The occasional piece of brutalist concrete, a plant or works or factory, or the occasional abandoned house dotted the landscape as we cut across land to Stykkishólmur, away from the sea, stopping to briefly stare into a volcanic valley. We arrived in Stykkishólmur about four hours after we left Reykjavik, but I would’ve had it go on twice as long if I could. We immediately went to the Vatnasafn, an art installation as a permanent gallery, obscurely (and wonderfully) situated in a fishing village, albeit a particularly beautiful one. Roni Horn founded it and it has housed many writers, living in the apartment below the gallery, as residents. The space has numerous lighted tubes, filled with water from local glaciers, known as hotspots for psychic energy, as the town is known for ghosts. Lots to draw from for the performances.
The evening’s events in Vatnasafn was really remarkable and it'll stay long in my memory. Our crowd were less than double figures, just us, the six of us sharing work, and a handful of people from the town. The light of the water tubes, a few white chairs, a reading followed by music followed by performance, it felt natural and bracketed, a closed world for a small group of people, who were able to engage directly with each other. Bryndis talked about her children’s literature, Marteinn played beautiful, gentle songs with his guitar, Asta provoked the smattering of locals with pointed questions about her dislike of cucumber water and disputed, to herself, how much of her own constitution was liquid, Valgerður and Matthias circled their warped reflections in the water tubes while reciting.
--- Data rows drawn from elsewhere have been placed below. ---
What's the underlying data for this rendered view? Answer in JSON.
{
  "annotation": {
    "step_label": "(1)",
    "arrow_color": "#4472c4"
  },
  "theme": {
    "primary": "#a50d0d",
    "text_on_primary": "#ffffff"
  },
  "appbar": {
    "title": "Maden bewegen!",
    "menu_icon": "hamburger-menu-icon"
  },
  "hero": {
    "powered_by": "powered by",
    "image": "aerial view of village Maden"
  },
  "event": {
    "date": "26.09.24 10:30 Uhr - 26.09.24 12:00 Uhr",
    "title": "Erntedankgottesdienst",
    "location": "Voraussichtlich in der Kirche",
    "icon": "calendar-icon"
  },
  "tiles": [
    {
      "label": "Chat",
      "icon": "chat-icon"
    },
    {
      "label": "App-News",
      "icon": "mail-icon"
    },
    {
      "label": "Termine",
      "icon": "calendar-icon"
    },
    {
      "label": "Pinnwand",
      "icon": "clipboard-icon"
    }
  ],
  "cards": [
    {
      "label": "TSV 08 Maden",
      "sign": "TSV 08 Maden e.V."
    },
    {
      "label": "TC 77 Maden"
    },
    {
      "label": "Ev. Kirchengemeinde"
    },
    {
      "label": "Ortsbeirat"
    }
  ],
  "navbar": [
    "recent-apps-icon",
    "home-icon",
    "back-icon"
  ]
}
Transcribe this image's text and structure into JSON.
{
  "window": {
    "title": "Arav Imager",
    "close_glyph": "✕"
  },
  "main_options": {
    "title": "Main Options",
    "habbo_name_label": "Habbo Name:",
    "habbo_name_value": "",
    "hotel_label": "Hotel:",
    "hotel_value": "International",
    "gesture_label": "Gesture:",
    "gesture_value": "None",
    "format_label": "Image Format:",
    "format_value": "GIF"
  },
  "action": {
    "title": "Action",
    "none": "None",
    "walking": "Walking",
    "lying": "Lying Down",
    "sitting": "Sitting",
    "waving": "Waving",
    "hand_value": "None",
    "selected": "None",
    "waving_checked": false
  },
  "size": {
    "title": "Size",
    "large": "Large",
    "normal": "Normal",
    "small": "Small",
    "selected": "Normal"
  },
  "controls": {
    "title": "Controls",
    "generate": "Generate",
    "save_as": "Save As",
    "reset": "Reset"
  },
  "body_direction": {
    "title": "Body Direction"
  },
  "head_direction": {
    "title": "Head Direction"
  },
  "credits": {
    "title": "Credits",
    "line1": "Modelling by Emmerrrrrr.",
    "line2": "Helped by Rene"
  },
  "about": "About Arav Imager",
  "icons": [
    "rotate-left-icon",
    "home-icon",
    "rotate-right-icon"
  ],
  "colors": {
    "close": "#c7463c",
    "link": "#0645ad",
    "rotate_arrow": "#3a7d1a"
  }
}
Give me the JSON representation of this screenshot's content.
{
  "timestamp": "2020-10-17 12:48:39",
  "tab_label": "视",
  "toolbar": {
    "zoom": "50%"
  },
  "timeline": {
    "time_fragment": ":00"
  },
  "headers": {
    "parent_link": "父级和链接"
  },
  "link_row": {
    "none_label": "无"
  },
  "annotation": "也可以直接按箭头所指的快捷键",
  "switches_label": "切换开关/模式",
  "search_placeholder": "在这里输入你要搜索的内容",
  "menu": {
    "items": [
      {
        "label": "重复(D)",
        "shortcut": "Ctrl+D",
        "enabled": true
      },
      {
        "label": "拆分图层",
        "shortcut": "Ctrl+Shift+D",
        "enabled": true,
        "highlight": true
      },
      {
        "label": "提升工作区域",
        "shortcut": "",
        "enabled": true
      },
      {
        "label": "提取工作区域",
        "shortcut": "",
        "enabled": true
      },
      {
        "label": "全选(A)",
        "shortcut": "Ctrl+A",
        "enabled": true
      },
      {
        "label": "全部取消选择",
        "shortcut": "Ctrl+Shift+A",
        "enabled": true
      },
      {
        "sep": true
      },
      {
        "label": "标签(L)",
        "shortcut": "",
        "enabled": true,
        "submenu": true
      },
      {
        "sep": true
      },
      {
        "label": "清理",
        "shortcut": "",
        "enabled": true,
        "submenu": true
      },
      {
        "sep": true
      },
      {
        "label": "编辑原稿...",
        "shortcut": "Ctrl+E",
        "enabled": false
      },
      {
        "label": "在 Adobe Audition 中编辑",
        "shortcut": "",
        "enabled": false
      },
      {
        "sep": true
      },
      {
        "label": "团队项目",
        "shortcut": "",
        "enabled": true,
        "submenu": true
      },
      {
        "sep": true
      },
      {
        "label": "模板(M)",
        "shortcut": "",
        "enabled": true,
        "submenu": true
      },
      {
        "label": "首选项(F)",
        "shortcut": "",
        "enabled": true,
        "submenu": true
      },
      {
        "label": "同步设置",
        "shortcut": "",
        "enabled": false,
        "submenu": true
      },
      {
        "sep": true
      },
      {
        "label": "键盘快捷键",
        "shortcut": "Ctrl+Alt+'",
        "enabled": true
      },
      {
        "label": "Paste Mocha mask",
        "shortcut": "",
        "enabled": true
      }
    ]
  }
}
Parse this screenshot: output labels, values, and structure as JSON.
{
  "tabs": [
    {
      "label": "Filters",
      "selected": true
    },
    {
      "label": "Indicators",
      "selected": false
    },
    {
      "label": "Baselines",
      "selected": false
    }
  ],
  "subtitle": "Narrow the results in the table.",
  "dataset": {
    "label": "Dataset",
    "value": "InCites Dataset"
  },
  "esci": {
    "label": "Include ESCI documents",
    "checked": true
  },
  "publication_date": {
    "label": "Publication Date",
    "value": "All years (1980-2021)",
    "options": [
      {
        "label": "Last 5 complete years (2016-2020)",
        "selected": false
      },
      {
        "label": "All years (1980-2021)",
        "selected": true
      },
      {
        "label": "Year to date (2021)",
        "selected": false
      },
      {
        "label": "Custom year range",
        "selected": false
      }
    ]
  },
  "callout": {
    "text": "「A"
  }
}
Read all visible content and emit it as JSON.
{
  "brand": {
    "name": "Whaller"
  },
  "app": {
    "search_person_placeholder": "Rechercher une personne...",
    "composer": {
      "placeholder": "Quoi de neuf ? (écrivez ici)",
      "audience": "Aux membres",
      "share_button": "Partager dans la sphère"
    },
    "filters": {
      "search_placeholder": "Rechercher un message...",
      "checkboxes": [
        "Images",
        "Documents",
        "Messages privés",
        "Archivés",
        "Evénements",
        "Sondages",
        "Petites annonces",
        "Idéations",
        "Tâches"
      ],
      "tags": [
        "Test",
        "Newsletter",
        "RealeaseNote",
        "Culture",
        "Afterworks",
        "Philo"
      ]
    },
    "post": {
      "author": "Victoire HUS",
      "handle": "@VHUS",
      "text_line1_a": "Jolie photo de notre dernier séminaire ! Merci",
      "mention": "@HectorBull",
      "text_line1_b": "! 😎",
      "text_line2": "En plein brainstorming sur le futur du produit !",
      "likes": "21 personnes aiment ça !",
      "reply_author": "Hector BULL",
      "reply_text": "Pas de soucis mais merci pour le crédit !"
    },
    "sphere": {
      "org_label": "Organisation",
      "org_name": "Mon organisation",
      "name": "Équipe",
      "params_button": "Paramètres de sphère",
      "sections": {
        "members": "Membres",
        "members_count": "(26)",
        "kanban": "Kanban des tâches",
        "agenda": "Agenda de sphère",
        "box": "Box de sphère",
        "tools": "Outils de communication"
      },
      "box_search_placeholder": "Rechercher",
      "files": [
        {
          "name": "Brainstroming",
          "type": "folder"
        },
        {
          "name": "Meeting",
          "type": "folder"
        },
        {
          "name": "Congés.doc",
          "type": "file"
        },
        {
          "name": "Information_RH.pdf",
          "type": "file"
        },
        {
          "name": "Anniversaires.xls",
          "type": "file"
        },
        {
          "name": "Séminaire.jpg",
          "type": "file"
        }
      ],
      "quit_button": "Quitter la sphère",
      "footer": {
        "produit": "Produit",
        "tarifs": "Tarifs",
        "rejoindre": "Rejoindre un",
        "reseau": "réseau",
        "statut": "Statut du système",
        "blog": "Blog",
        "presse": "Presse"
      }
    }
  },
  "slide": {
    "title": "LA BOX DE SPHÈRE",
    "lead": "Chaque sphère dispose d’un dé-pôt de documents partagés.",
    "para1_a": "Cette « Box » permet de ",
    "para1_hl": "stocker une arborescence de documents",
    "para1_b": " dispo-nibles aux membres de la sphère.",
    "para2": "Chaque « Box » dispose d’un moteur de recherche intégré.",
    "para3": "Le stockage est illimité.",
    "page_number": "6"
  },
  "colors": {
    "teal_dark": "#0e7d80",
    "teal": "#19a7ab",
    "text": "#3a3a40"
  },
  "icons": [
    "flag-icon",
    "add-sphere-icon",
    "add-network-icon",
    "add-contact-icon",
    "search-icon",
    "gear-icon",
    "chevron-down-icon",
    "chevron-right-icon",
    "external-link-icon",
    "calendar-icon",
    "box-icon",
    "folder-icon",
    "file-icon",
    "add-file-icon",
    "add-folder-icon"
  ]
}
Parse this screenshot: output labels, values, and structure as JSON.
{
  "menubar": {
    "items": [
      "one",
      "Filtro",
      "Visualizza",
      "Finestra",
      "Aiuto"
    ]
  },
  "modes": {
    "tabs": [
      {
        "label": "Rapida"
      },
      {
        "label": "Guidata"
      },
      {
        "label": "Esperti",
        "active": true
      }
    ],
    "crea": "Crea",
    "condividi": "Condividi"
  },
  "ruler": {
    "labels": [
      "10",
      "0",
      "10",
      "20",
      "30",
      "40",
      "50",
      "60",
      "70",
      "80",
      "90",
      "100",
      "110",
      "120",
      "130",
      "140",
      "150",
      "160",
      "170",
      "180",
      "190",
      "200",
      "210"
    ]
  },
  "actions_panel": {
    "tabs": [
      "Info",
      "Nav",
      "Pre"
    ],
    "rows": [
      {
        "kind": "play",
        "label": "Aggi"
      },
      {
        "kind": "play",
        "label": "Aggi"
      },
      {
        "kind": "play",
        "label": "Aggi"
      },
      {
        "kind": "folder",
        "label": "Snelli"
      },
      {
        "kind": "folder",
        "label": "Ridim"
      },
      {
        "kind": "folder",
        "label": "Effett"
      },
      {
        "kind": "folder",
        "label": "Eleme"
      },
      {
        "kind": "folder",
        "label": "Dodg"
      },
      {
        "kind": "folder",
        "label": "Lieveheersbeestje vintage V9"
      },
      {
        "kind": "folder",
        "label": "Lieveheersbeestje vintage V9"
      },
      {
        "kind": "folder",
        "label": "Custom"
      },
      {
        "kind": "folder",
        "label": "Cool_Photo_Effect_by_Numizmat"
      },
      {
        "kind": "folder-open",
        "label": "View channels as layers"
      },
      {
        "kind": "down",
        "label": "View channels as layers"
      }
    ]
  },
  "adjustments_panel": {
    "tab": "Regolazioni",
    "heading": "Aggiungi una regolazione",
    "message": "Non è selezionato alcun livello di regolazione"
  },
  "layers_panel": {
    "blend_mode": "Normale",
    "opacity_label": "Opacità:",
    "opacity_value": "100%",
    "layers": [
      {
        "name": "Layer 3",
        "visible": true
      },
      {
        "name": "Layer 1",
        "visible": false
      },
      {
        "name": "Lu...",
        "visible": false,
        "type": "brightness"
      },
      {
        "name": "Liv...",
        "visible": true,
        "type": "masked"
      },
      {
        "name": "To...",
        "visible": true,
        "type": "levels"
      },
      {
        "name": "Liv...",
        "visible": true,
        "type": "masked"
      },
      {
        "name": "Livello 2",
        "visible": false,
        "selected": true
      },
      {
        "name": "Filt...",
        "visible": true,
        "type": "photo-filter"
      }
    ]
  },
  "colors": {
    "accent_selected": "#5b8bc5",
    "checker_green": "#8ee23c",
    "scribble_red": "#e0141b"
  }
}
I tore up my book, shared it with the audience, burnt the pages, doused them in a tub of water and then submerged myself in that water, reading as I had to emerge, breathless. I pasted the wet pages of my destroyed books to the tubes and Asta and Marteinn finished the evening, their enviable musical talent picking between the charred paper and puddles of water I had left. I watched them play, from behind the small crowd, watched my friends, most of whom I had not know two days before, entranced as a whole, as Marteinn and Asta sang.
Everyone helped clearup the mess I had made and the local restaurant Valgerður had worked in as a teenager, Sjávarpakkhúsið, stayed open late to cook for us. The food, like the hotel, were free, an act of amazing hospitality. The six of us talked and ate, as naturally as old friends, before a group of slightly drunk (friendly) local men entered. One emplored Marteinn to play the piano we were sitting beside. Marteinn, a classically trained pianist, gently, reluctantly, turned to play, and soon had the entire room singing in Icelandic. I took this video. It’ll seem cloy to describe how beautiful a moment it was, an impossible series of events had to happen for it to take place, and Marteinn’s talent, so generously shared with us on that evening, displayed in such improvised circumstance, when in flow, was like witnessing the room slowly filling with water. A beautiful moment to close my time in the country.